Commuters encounter many problems with crowding, bus bunching and traffic when using Metrobuses on busy 16th Street NW. (Astrid Riecken/For The Washington Post)

Dear Dr. Gridlock:

Why not create dedicated bus-only lanes on the arterials into the District? Would not this be more attractive to commuters than driving, given that it is cheaper, faster, flexible and less harrowing?

Those who like the punishment of driving could continue doing so — although eventually it’s doomed by population growth — and book-reading is likely to rise.

Heath Pemberton, Reston

DG: This is what we want — in theory — but we’ve done a poor job executing the idea throughout the Washington region. Why? Because there is nothing more attractive to commuters than driving, preferably by themselves.

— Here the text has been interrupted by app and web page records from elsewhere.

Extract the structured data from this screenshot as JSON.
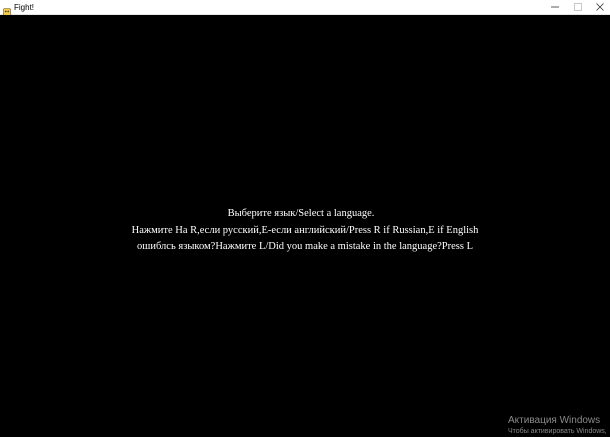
{
  "window": {
    "title": "Fight!",
    "controls": {
      "minimize": "minimize",
      "maximize": "maximize",
      "close": "close"
    }
  },
  "game": {
    "lines": [
      "Выберите язык/Select a language.",
      "Нажмите На R,если русский,E-если английский/Press R if Russian,E if English",
      "ошиблсь языком?Нажмите L/Did you make a mistake in the language?Press L"
    ],
    "text_color": "#ffffff",
    "background_color": "#000000"
  },
  "watermark": {
    "title": "Активация Windows",
    "subtitle": "Чтобы активировать Windows,"
  }
}
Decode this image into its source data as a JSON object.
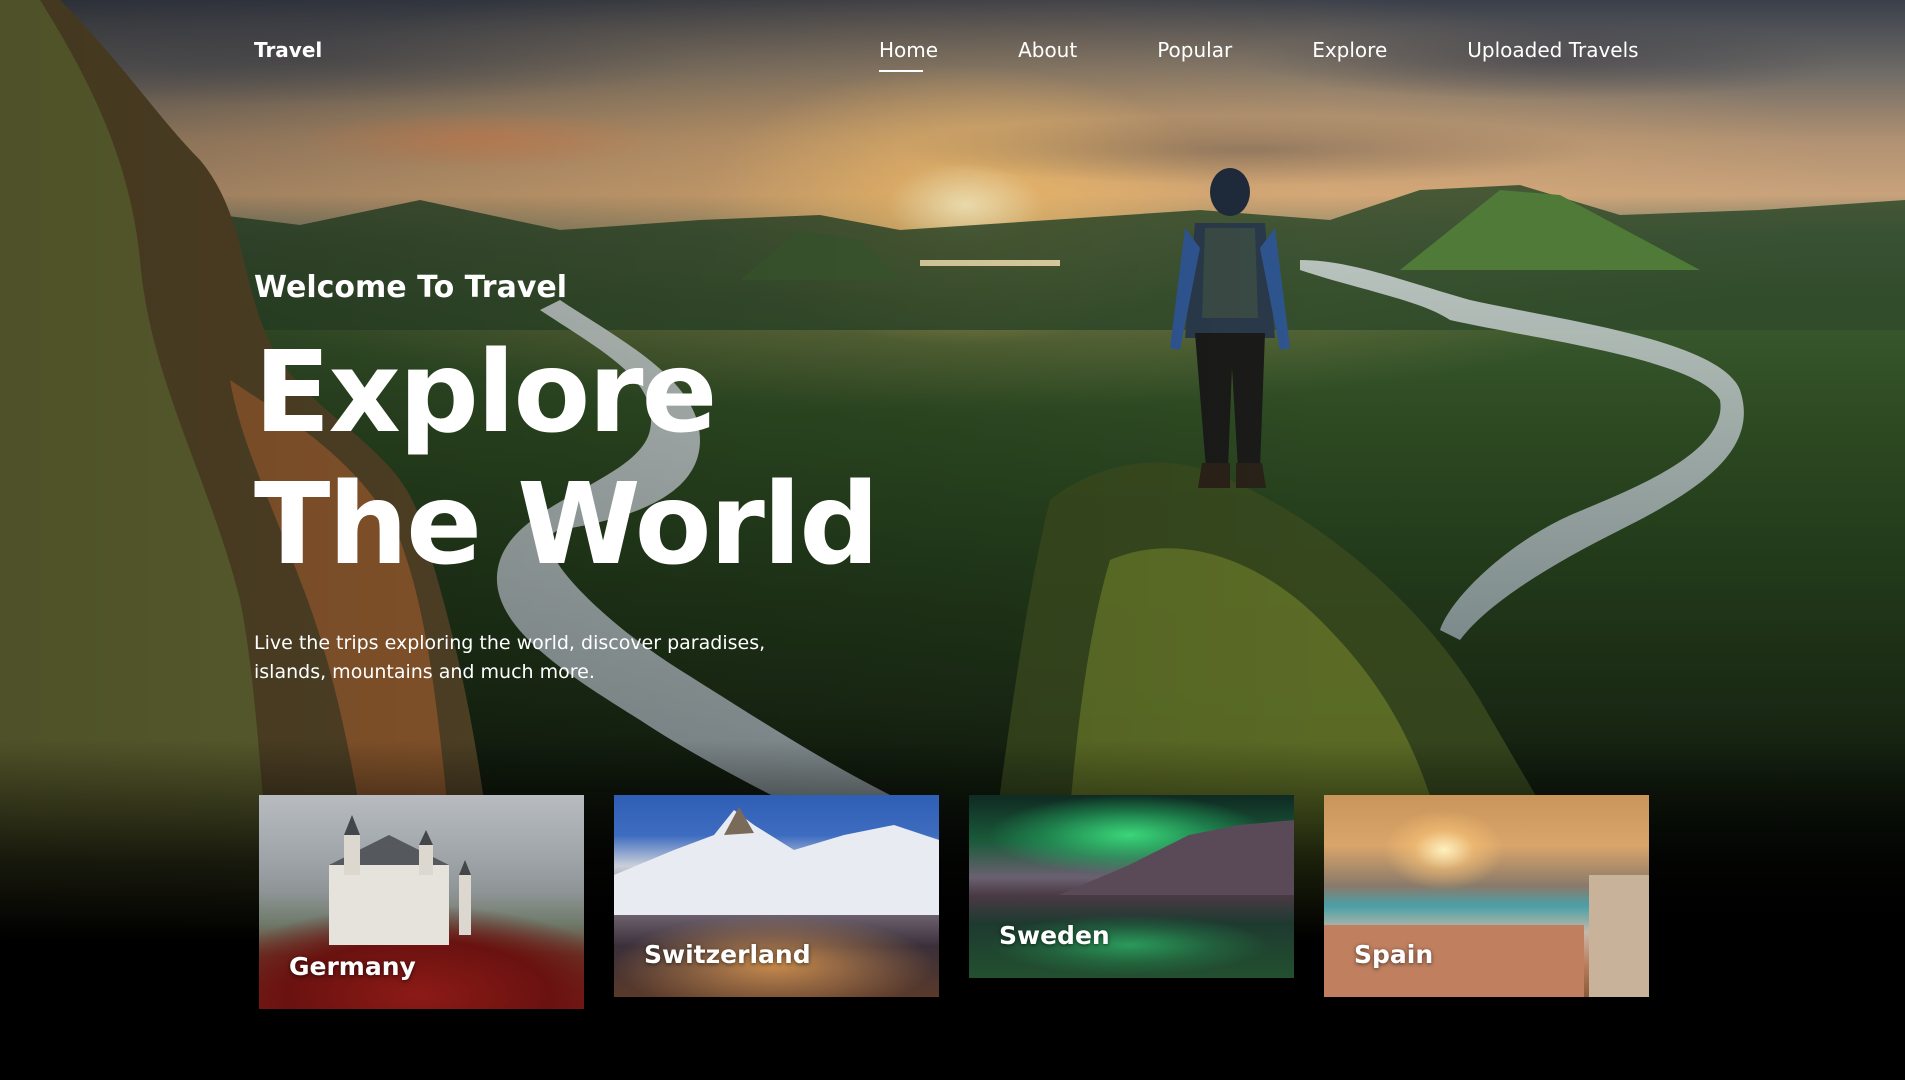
{
  "nav": {
    "logo": "Travel",
    "links": [
      {
        "label": "Home",
        "active": true
      },
      {
        "label": "About",
        "active": false
      },
      {
        "label": "Popular",
        "active": false
      },
      {
        "label": "Explore",
        "active": false
      },
      {
        "label": "Uploaded Travels",
        "active": false
      }
    ]
  },
  "hero": {
    "welcome": "Welcome To Travel",
    "headline_line1": "Explore",
    "headline_line2": "The World",
    "subtitle": "Live the trips exploring the world, discover paradises, islands, mountains and much more."
  },
  "destinations": [
    {
      "name": "Germany"
    },
    {
      "name": "Switzerland"
    },
    {
      "name": "Sweden"
    },
    {
      "name": "Spain"
    }
  ]
}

Yes, this is counterproductive and unsustainable, just as Pemberton says. But it’s hard to exchange what’s familiar for some unfamiliar option presented by traffic and transit planners.

Better bus service should be one of the easiest ways to improve transportation in urban areas. The vehicles are cheap compared with rail cars, tracks and new highways. The bus-only lanes are part of the existing infrastructure, which also cuts costs and limits disruption.

So it’s all good, until someone proposes putting a bus-only lane in a specific place. Then almost everyone who isn’t already riding a bus finds something to love about the way things are. Long-distance commuters don’t want to give up a lane. Local residents don’t want to give up street parking, or the ability to make a particular move — such as a left turn — into their neighborhood.

This became evident during the development of the Montgomery County bus lanes plan, and continues to show in the District’s plan for better bus service on 16th Street NW.

The latter seems particularly ripe for bus-only lanes. So it has been studied. And studied.

The District Transportation Department is scheduled to pick a preferred alternative early next year from a package of possibilities that includes nearly all-day bus lanes along the most-congested part of 16th Street in the District’s core, or creating a rush-hour bus lane in the peak direction only.

Should the District go for it?

Bad habits

Dear Dr. Gridlock:

I drive in the suburbs almost daily. I am appalled at the bad driving habits I see. I am sure most drivers knew the traffic laws when they got their licenses, but I think they either have forgotten, or choose to ignore, those laws.

I think it would be a good idea for you to remind drivers to: Turn headlights (not parking lights) on when wipers are on; come to a full stop before turning right on red (that means the vehicle is not moving; many drivers don’t even slow down); use turn signals when making turns and this means well before making the turn, not as they are making it, and this applies even when in a turn lane (I have seen drivers turn right from left-turn lanes, and vice versa); have the courtesy to use signals before changing lanes; not cross a solid line in the road, and certainly not a double solid line; keep behind the white line when stopped for a light; stop for pedestrians in a crosswalk where there is no traffic signal; obey speed laws; not text or talk on hand-held phones while driving.

Gordon F. Brown, Bethesda

DG: Brown is a conscientious driver who has written to me before about the poor performances he sees on our roads. What struck me about this letter is that I’ve seen violations of each of his safety tips — every single one of them — just in the past week.

Better news

Dear Dr. Gridlock:

I am writing to report an exceptional driver who saved my life and the lives of several others on the inner loop of the Capital Beltway.

It was a typical morning rush hour at the split for Interstate 270, a merge that is tricky at the best of times.

I was in the far right lane when a blue Honda minivan in the left lane signaled and moved over one lane, then another, then another, cutting very close in front of me and continuing to the breakdown lane. I had seen the van coming and so was ready to brake. Still, it was a close shave and dangerous enough to earn a tap of my horn and a few choice words.

That was until I checked my rear-view mirror and saw the minivan’s hood up, completely covering its smashed windshield. The driver was leaning way over to the right. I can only assume it was how she was able to see well enough to cross three lanes of traffic at 55 mph without hitting anyone or causing an accident.

I am in awe. It’s a little sickening to think about what could have happened. I wish we had an award for heroic driving. This woman deserves one!

Kelly Trippe, Bethesda

DG: I rarely hear drivers praising the skills of other motorists, so I wanted to share this one with you. Let me know if you have any good news to relate — or is it really just a jungle out there?